**Dataset entries**
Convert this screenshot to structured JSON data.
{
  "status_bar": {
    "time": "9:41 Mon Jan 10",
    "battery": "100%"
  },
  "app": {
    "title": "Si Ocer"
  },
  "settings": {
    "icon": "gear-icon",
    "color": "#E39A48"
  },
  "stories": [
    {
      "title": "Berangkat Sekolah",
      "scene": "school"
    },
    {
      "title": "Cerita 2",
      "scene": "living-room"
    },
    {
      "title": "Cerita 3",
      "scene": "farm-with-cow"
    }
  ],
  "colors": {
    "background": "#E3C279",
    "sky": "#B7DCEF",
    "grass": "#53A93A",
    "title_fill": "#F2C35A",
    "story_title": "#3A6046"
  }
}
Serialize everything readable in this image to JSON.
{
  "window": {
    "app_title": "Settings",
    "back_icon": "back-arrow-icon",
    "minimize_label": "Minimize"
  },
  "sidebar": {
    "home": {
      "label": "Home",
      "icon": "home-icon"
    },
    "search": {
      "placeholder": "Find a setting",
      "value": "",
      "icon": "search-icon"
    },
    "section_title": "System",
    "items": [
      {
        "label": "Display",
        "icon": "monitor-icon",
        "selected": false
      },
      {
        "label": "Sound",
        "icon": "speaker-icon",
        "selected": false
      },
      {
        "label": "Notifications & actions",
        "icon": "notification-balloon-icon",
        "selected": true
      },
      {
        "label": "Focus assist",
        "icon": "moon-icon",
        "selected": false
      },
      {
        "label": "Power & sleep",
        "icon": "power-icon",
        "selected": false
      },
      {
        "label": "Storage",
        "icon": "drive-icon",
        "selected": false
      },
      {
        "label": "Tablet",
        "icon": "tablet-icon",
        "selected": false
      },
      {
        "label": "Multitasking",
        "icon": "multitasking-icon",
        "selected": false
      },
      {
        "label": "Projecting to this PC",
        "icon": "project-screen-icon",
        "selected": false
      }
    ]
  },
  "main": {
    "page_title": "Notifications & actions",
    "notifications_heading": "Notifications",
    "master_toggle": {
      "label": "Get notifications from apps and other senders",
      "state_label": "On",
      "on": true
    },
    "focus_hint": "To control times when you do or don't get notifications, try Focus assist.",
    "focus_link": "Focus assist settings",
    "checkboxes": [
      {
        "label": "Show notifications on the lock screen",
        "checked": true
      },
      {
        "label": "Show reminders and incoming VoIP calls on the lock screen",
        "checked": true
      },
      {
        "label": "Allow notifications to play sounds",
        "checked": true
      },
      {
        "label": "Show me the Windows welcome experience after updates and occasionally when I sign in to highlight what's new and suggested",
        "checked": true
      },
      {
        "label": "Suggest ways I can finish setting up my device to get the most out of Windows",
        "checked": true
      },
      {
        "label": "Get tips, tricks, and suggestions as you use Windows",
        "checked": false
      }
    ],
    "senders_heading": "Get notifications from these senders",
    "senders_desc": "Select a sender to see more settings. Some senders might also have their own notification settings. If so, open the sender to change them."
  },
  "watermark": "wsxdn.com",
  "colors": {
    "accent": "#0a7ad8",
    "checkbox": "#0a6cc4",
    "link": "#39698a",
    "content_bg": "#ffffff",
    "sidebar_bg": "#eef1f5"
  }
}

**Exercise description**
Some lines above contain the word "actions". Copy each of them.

**Exercise output**
        "label": "Notifications & actions",
    "page_title": "Notifications & actions",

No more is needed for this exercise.